_TASK REQUIREMENTS:_ From the first line to the last, copy the listing exactly and omit the pictures.

· · · · · · ·

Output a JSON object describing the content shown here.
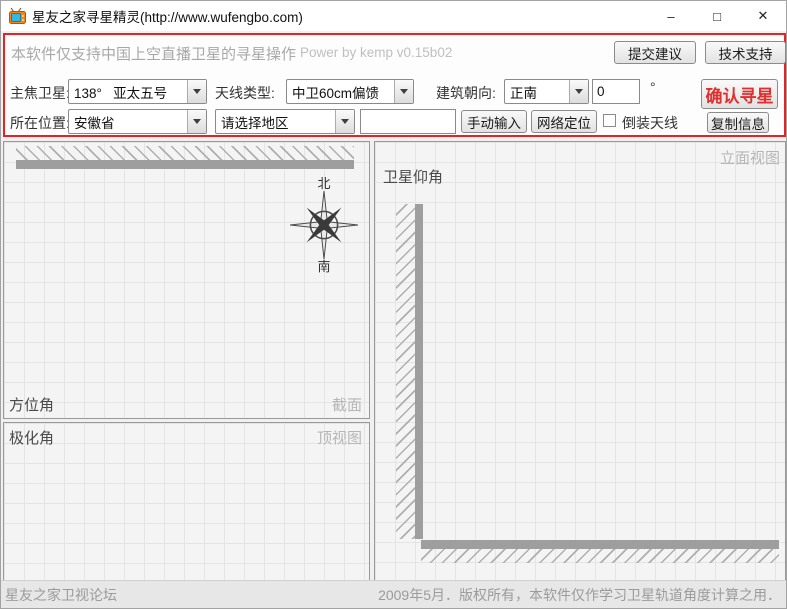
{
  "window": {
    "title": "星友之家寻星精灵(http://www.wufengbo.com)",
    "minimize": "–",
    "maximize": "□",
    "close": "✕"
  },
  "header": {
    "notice": "本软件仅支持中国上空直播卫星的寻星操作",
    "power": "Power by kemp  v0.15b02",
    "suggest_button": "提交建议",
    "support_button": "技术支持"
  },
  "form": {
    "satellite_label": "主焦卫星:",
    "satellite_value": "138°   亚太五号",
    "antenna_label": "天线类型:",
    "antenna_value": "中卫60cm偏馈",
    "orientation_label": "建筑朝向:",
    "orientation_value": "正南",
    "orientation_offset": "0",
    "degree_symbol": "°",
    "confirm_button": "确认寻星",
    "location_label": "所在位置:",
    "province_value": "安徽省",
    "district_value": "请选择地区",
    "city_input_value": "",
    "manual_button": "手动输入",
    "locate_button": "网络定位",
    "invert_label": "倒装天线",
    "copy_button": "复制信息"
  },
  "views": {
    "elevation_title": "卫星仰角",
    "elevation_view_tag": "立面视图",
    "azimuth_title": "方位角",
    "azimuth_view_tag": "截面",
    "polarization_title": "极化角",
    "polarization_view_tag": "顶视图",
    "compass_north": "北",
    "compass_south": "南"
  },
  "statusbar": {
    "left": "星友之家卫视论坛",
    "right": "2009年5月．版权所有，本软件仅作学习卫星轨道角度计算之用．"
  },
  "colors": {
    "accent_red": "#e32424",
    "confirm_text_red": "#e02f2f",
    "wall_gray": "#9e9e9e"
  }
}
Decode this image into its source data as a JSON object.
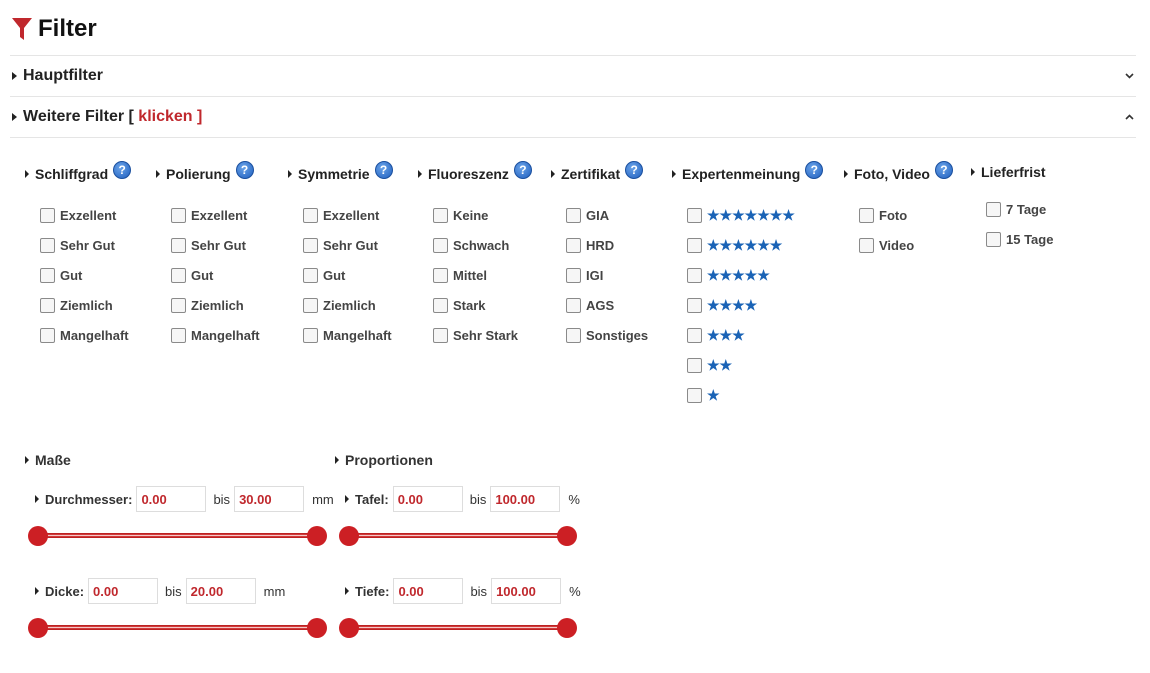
{
  "title": "Filter",
  "colors": {
    "accent": "#c0282d",
    "star": "#1a63b6"
  },
  "sections": {
    "hauptfilter": {
      "label": "Hauptfilter"
    },
    "weitere": {
      "label": "Weitere Filter [ ",
      "link": "klicken ]"
    }
  },
  "columns": [
    {
      "title": "Schliffgrad",
      "help": "?",
      "options": [
        "Exzellent",
        "Sehr Gut",
        "Gut",
        "Ziemlich",
        "Mangelhaft"
      ]
    },
    {
      "title": "Polierung",
      "help": "?",
      "options": [
        "Exzellent",
        "Sehr Gut",
        "Gut",
        "Ziemlich",
        "Mangelhaft"
      ]
    },
    {
      "title": "Symmetrie",
      "help": "?",
      "options": [
        "Exzellent",
        "Sehr Gut",
        "Gut",
        "Ziemlich",
        "Mangelhaft"
      ]
    },
    {
      "title": "Fluoreszenz",
      "help": "?",
      "options": [
        "Keine",
        "Schwach",
        "Mittel",
        "Stark",
        "Sehr Stark"
      ]
    },
    {
      "title": "Zertifikat",
      "help": "?",
      "options": [
        "GIA",
        "HRD",
        "IGI",
        "AGS",
        "Sonstiges"
      ]
    },
    {
      "title": "Expertenmeinung",
      "help": "?",
      "options": [
        7,
        6,
        5,
        4,
        3,
        2,
        1
      ]
    },
    {
      "title": "Foto, Video",
      "help": "?",
      "options": [
        "Foto",
        "Video"
      ]
    },
    {
      "title": "Lieferfrist",
      "options": [
        "7 Tage",
        "15 Tage"
      ]
    }
  ],
  "masse": {
    "title": "Maße",
    "bis": "bis",
    "durchmesser": {
      "label": "Durchmesser:",
      "from": "0.00",
      "to": "30.00",
      "unit": "mm"
    },
    "dicke": {
      "label": "Dicke:",
      "from": "0.00",
      "to": "20.00",
      "unit": "mm"
    }
  },
  "proportionen": {
    "title": "Proportionen",
    "bis": "bis",
    "tafel": {
      "label": "Tafel:",
      "from": "0.00",
      "to": "100.00",
      "unit": "%"
    },
    "tiefe": {
      "label": "Tiefe:",
      "from": "0.00",
      "to": "100.00",
      "unit": "%"
    }
  }
}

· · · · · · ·

_EXERCISE RESULT:_
Output a JSON object describing the content shown here.
{
  "window": {
    "title": "星友之家寻星精灵(http://www.wufengbo.com)",
    "minimize": "–",
    "maximize": "□",
    "close": "✕"
  },
  "header": {
    "notice": "本软件仅支持中国上空直播卫星的寻星操作",
    "power": "Power by kemp  v0.15b02",
    "suggest_button": "提交建议",
    "support_button": "技术支持"
  },
  "form": {
    "satellite_label": "主焦卫星:",
    "satellite_value": "138°   亚太五号",
    "antenna_label": "天线类型:",
    "antenna_value": "中卫60cm偏馈",
    "orientation_label": "建筑朝向:",
    "orientation_value": "正南",
    "orientation_offset": "0",
    "degree_symbol": "°",
    "confirm_button": "确认寻星",
    "location_label": "所在位置:",
    "province_value": "安徽省",
    "district_value": "请选择地区",
    "city_input_value": "",
    "manual_button": "手动输入",
    "locate_button": "网络定位",
    "invert_label": "倒装天线",
    "copy_button": "复制信息"
  },
  "views": {
    "elevation_title": "卫星仰角",
    "elevation_view_tag": "立面视图",
    "azimuth_title": "方位角",
    "azimuth_view_tag": "截面",
    "polarization_title": "极化角",
    "polarization_view_tag": "顶视图",
    "compass_north": "北",
    "compass_south": "南"
  },
  "statusbar": {
    "left": "星友之家卫视论坛",
    "right": "2009年5月．版权所有，本软件仅作学习卫星轨道角度计算之用．"
  },
  "colors": {
    "accent_red": "#e32424",
    "confirm_text_red": "#e02f2f",
    "wall_gray": "#9e9e9e"
  }
}
Decode this image into its source data as a JSON object.
{
  "title": "Filter",
  "colors": {
    "accent": "#c0282d",
    "star": "#1a63b6"
  },
  "sections": {
    "hauptfilter": {
      "label": "Hauptfilter"
    },
    "weitere": {
      "label": "Weitere Filter [ ",
      "link": "klicken ]"
    }
  },
  "columns": [
    {
      "title": "Schliffgrad",
      "help": "?",
      "options": [
        "Exzellent",
        "Sehr Gut",
        "Gut",
        "Ziemlich",
        "Mangelhaft"
      ]
    },
    {
      "title": "Polierung",
      "help": "?",
      "options": [
        "Exzellent",
        "Sehr Gut",
        "Gut",
        "Ziemlich",
        "Mangelhaft"
      ]
    },
    {
      "title": "Symmetrie",
      "help": "?",
      "options": [
        "Exzellent",
        "Sehr Gut",
        "Gut",
        "Ziemlich",
        "Mangelhaft"
      ]
    },
    {
      "title": "Fluoreszenz",
      "help": "?",
      "options": [
        "Keine",
        "Schwach",
        "Mittel",
        "Stark",
        "Sehr Stark"
      ]
    },
    {
      "title": "Zertifikat",
      "help": "?",
      "options": [
        "GIA",
        "HRD",
        "IGI",
        "AGS",
        "Sonstiges"
      ]
    },
    {
      "title": "Expertenmeinung",
      "help": "?",
      "options": [
        7,
        6,
        5,
        4,
        3,
        2,
        1
      ]
    },
    {
      "title": "Foto, Video",
      "help": "?",
      "options": [
        "Foto",
        "Video"
      ]
    },
    {
      "title": "Lieferfrist",
      "options": [
        "7 Tage",
        "15 Tage"
      ]
    }
  ],
  "masse": {
    "title": "Maße",
    "bis": "bis",
    "durchmesser": {
      "label": "Durchmesser:",
      "from": "0.00",
      "to": "30.00",
      "unit": "mm"
    },
    "dicke": {
      "label": "Dicke:",
      "from": "0.00",
      "to": "20.00",
      "unit": "mm"
    }
  },
  "proportionen": {
    "title": "Proportionen",
    "bis": "bis",
    "tafel": {
      "label": "Tafel:",
      "from": "0.00",
      "to": "100.00",
      "unit": "%"
    },
    "tiefe": {
      "label": "Tiefe:",
      "from": "0.00",
      "to": "100.00",
      "unit": "%"
    }
  }
}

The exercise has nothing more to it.